Why You Should Consider Investing in Art
One of the most common objections people have to investing in art is the relative illiquid (more difficult to convert to cash) status of the art market. Now I am not suggesting that art is as easy to convert into money as say shares but it is definitely not enough of a problem to prevent people from investing in art and it is something that can be rectified to a certain extent with the right knowledge (which I will provide).
As I tell anyone who comes to me for advice, you should not put all your money into art just as you should not put all your money into shares or property. Each type of investment has its own positives and negative points and by diversifying your portfolio you can balance out the negatives of one type of investment with the positives of another. Art investment is very similar to property investment in that it is asset based and is not instantly convertible to cash.
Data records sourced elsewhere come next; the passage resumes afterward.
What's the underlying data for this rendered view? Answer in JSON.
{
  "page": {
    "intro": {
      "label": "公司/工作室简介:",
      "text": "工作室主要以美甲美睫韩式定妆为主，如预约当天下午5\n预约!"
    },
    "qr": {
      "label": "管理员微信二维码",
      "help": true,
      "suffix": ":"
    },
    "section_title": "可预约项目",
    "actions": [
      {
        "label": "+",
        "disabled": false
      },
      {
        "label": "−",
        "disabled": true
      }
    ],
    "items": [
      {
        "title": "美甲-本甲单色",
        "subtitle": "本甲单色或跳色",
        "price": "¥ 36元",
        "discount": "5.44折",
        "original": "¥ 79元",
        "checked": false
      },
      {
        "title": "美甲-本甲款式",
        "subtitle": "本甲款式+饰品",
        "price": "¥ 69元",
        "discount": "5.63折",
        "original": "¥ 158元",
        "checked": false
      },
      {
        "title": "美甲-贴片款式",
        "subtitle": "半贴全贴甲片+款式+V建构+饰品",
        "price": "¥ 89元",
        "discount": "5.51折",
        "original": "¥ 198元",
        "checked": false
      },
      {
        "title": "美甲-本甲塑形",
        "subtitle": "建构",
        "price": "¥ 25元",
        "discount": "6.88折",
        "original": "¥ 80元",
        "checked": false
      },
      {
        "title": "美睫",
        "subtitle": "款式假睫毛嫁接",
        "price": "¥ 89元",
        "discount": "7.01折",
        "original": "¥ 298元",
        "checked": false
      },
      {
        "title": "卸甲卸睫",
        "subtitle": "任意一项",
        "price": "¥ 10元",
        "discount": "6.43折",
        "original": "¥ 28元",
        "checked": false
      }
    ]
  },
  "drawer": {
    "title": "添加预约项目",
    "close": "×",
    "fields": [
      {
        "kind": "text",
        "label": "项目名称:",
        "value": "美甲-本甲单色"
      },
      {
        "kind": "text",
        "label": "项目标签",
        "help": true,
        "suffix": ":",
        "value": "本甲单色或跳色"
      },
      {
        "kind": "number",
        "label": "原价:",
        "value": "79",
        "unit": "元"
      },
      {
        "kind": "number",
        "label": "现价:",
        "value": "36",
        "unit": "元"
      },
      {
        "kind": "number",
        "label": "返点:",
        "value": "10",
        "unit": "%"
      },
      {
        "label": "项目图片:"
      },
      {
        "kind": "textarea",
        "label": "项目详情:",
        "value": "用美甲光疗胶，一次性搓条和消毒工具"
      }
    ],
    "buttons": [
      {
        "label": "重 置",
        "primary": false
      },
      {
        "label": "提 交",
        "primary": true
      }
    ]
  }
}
People don’t turn away from investing in property because you can’t instantly trade it in for cash, instead people utilise the positives of investing in property and diversify their portfolio to include investments that are very liquid such as shares.
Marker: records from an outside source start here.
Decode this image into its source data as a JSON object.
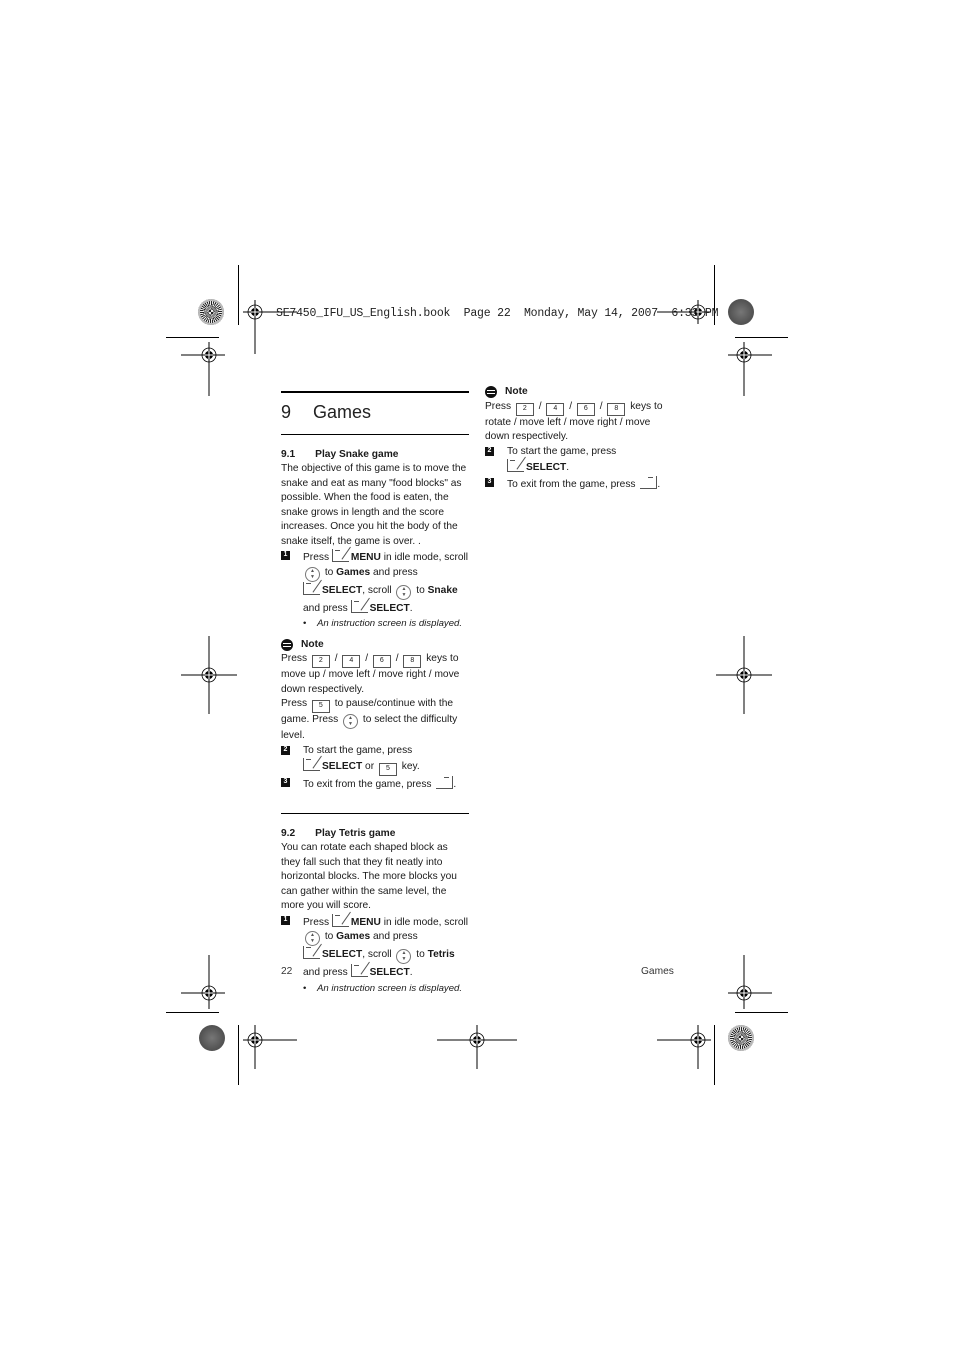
{
  "print_stamp": "SE7450_IFU_US_English.book  Page 22  Monday, May 14, 2007  6:33 PM",
  "chapter": {
    "number": "9",
    "title": "Games"
  },
  "section_1": {
    "number": "9.1",
    "title": "Play Snake game",
    "intro": "The objective of this game is to move the snake and eat as many \"food blocks\" as possible. When the food is eaten, the snake grows in length and the score increases. Once you hit the body of the snake itself, the game is over. .",
    "step1": {
      "num": "1",
      "t1": "Press ",
      "menu": "MENU",
      "t2": " in idle mode, scroll ",
      "t3": " to ",
      "games": "Games",
      "t4": " and press ",
      "select": "SELECT",
      "t5": ", scroll ",
      "t6": " to ",
      "target": "Snake",
      "t7": "and press ",
      "select2": "SELECT",
      "t8": "."
    },
    "bullet": "An instruction screen is displayed.",
    "note": {
      "title": "Note",
      "line1_a": "Press ",
      "line1_b": " keys to move up / move left / move right / move down respectively.",
      "keys": [
        "2",
        "4",
        "6",
        "8"
      ],
      "sep": " / ",
      "line2_a": "Press ",
      "key5": "5",
      "line2_b": " to pause/continue with the game. Press ",
      "line2_c": " to select the difficulty level."
    },
    "step2": {
      "num": "2",
      "t1": "To start the game, press",
      "select": "SELECT",
      "or": " or ",
      "key": "5",
      "t2": " key."
    },
    "step3": {
      "num": "3",
      "t1": "To exit from the game, press ",
      "t2": "."
    }
  },
  "section_2": {
    "number": "9.2",
    "title": "Play Tetris game",
    "intro": "You can rotate each shaped block as they fall such that they fit neatly into horizontal blocks. The more blocks you can gather within the same level, the more you will score.",
    "step1": {
      "num": "1",
      "t1": "Press ",
      "menu": "MENU",
      "t2": " in idle mode, scroll ",
      "t3": " to ",
      "games": "Games",
      "t4": " and press ",
      "select": "SELECT",
      "t5": ", scroll ",
      "t6": " to ",
      "target": "Tetris",
      "t7": "and press ",
      "select2": "SELECT",
      "t8": "."
    },
    "bullet": "An instruction screen is displayed.",
    "note": {
      "title": "Note",
      "line1_a": "Press ",
      "line1_b": " keys to rotate / move left / move right / move down respectively.",
      "keys": [
        "2",
        "4",
        "6",
        "8"
      ],
      "sep": " / "
    },
    "step2": {
      "num": "2",
      "t1": "To start the game, press",
      "select": "SELECT",
      "t2": "."
    },
    "step3": {
      "num": "3",
      "t1": "To exit from the game, press ",
      "t2": "."
    }
  },
  "footer": {
    "page_number": "22",
    "section": "Games"
  }
}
I could go on forever explaining the negatives and positives associated with different types of investments but instead I will do something more useful and provide you with an extensive list of tips and advice on how to increase the chances of selling an artwork quickly and also how to avoid the often large fees associated with selling an artwork. So for anyone who will ever sell an artwork, stay tuned!!!
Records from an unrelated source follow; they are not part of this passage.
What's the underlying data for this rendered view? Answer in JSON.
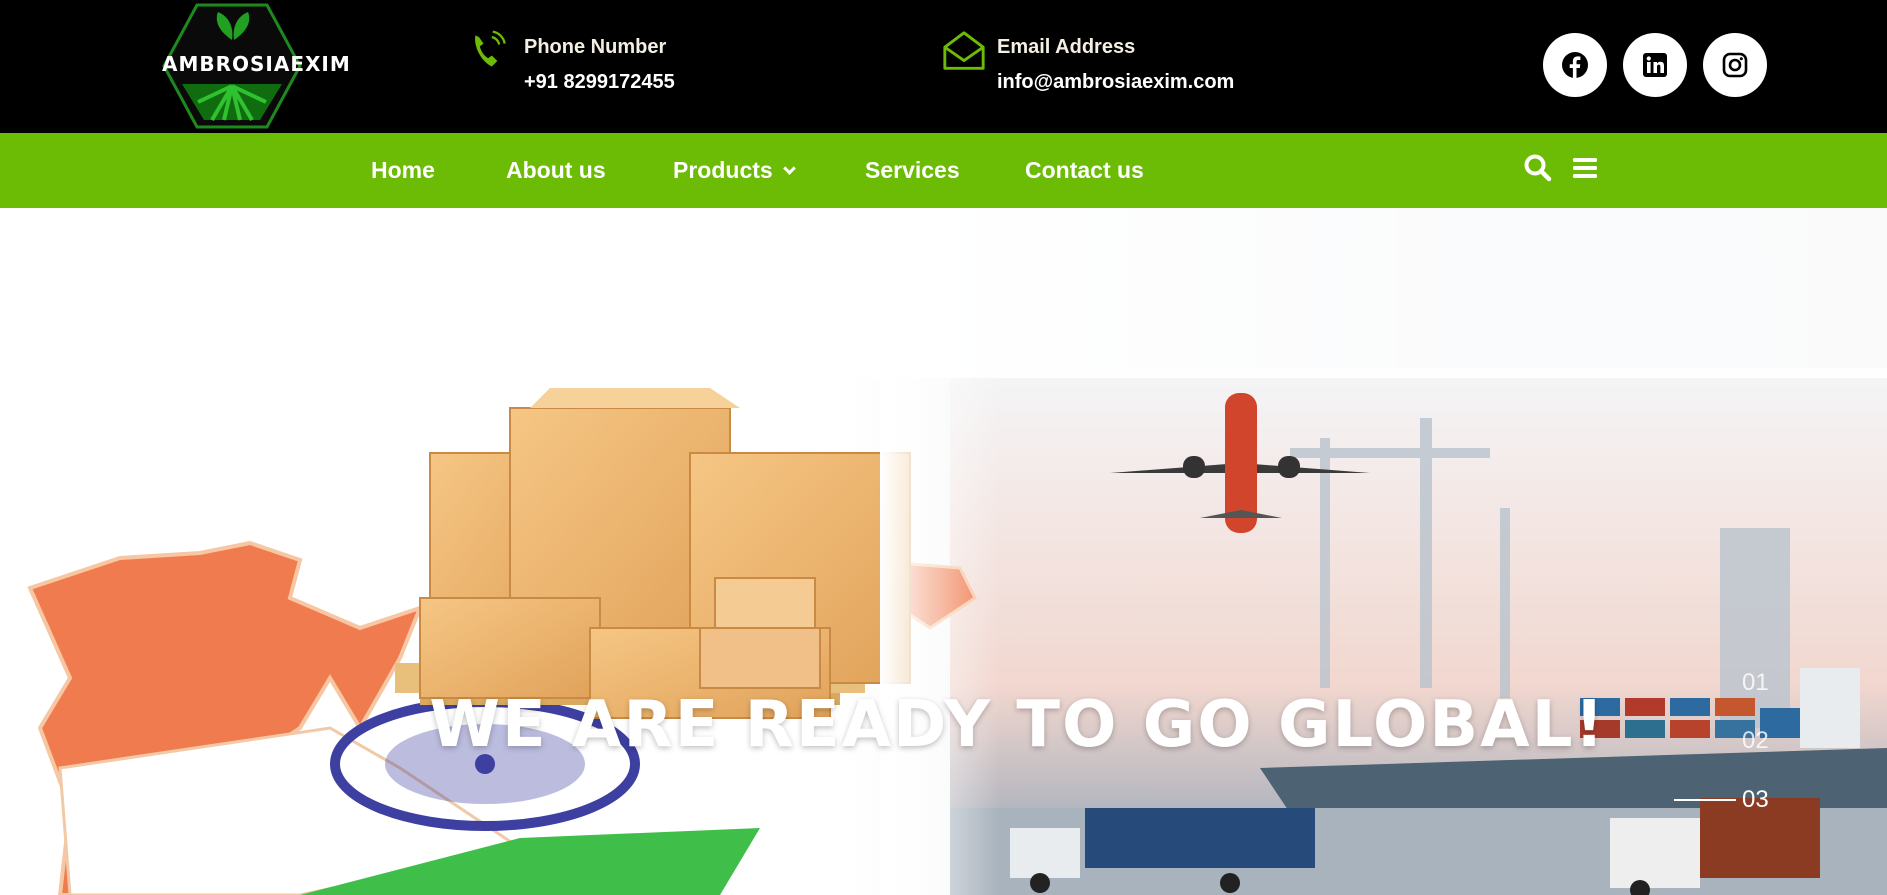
{
  "header": {
    "logo_text": "AMBROSIAEXIM",
    "phone": {
      "label": "Phone Number",
      "value": "+91 8299172455",
      "icon": "phone-icon"
    },
    "email": {
      "label": "Email Address",
      "value": "info@ambrosiaexim.com",
      "icon": "envelope-open-icon"
    },
    "social": [
      {
        "name": "facebook",
        "icon": "facebook-icon"
      },
      {
        "name": "linkedin",
        "icon": "linkedin-icon"
      },
      {
        "name": "instagram",
        "icon": "instagram-icon"
      }
    ]
  },
  "nav": {
    "items": [
      {
        "label": "Home"
      },
      {
        "label": "About us"
      },
      {
        "label": "Products",
        "has_dropdown": true
      },
      {
        "label": "Services"
      },
      {
        "label": "Contact us"
      }
    ],
    "icons": [
      "search-icon",
      "hamburger-menu-icon"
    ]
  },
  "hero": {
    "headline": "WE ARE READY TO GO GLOBAL!",
    "slides": [
      {
        "number": "01",
        "active": false
      },
      {
        "number": "02",
        "active": false
      },
      {
        "number": "03",
        "active": true
      }
    ]
  },
  "colors": {
    "accent_green": "#6cbb04",
    "topbar_bg": "#000000",
    "text_white": "#ffffff"
  }
}
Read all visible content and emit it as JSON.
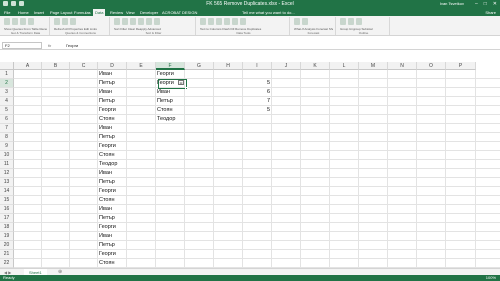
{
  "window": {
    "title": "FK 565 Remove Duplicates.xlsx - Excel",
    "user": "Ivan Tsvetkov",
    "min": "–",
    "max": "□",
    "close": "✕"
  },
  "ribbon": {
    "tabs": [
      "File",
      "Home",
      "Insert",
      "Page Layout",
      "Formulas",
      "Data",
      "Review",
      "View",
      "Developer",
      "ACROBAT",
      "DESIGN"
    ],
    "active_tab": "Data",
    "tell_me": "Tell me what you want to do...",
    "share": "Share",
    "groups": [
      {
        "name": "Get & Transform Data",
        "small": "Show Queries  From Table  Recent Sources"
      },
      {
        "name": "Queries & Connections",
        "small": "Refresh All  Properties  Edit Links"
      },
      {
        "name": "Sort & Filter",
        "small": "Sort  Filter  Clear  Reapply  Advanced"
      },
      {
        "name": "Data Tools",
        "small": "Text to Columns  Flash Fill  Remove Duplicates"
      },
      {
        "name": "Forecast",
        "small": "What-If Analysis  Forecast Sheet"
      },
      {
        "name": "Outline",
        "small": "Group  Ungroup  Subtotal"
      }
    ]
  },
  "formula_bar": {
    "name_box": "F2",
    "fx": "fx",
    "value": "Георги"
  },
  "grid": {
    "columns": [
      "A",
      "B",
      "C",
      "D",
      "E",
      "F",
      "G",
      "H",
      "I",
      "J",
      "K",
      "L",
      "M",
      "N",
      "O",
      "P"
    ],
    "selected_column": "F",
    "rows": [
      "1",
      "2",
      "3",
      "4",
      "5",
      "6",
      "7",
      "8",
      "9",
      "10",
      "11",
      "12",
      "13",
      "14",
      "15",
      "16",
      "17",
      "18",
      "19",
      "20",
      "21",
      "22"
    ],
    "selected_row": "2",
    "column_d": [
      "Иван",
      "Петър",
      "Иван",
      "Петър",
      "Георги",
      "Стоян",
      "Иван",
      "Петър",
      "Георги",
      "Стоян",
      "Теодор",
      "Иван",
      "Петър",
      "Георги",
      "Стоян",
      "Иван",
      "Петър",
      "Георги",
      "Иван",
      "Петър",
      "Георги",
      "Стоян"
    ],
    "column_f": [
      "Георги",
      "Георги",
      "Иван",
      "Петър",
      "Стоян",
      "Теодор"
    ],
    "column_i": [
      "",
      "5",
      "6",
      "7",
      "5"
    ],
    "paste_options": "Ctrl"
  },
  "sheets": {
    "nav": "◀ ▶",
    "active": "Sheet1",
    "add": "⊕"
  },
  "status": {
    "ready": "Ready",
    "zoom": "100%"
  },
  "colors": {
    "accent": "#217346",
    "grid_line": "#e3e3e3",
    "header_bg": "#f2f2f2"
  }
}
**Nicholas Forrest is an art market analyst, art critic and journalist based in Sydney, Australia. He is the founder of artmarketblog.com, writes the art column for the magazine Antiques and Collectables for Pleasure and Profit and contributes to many other publications.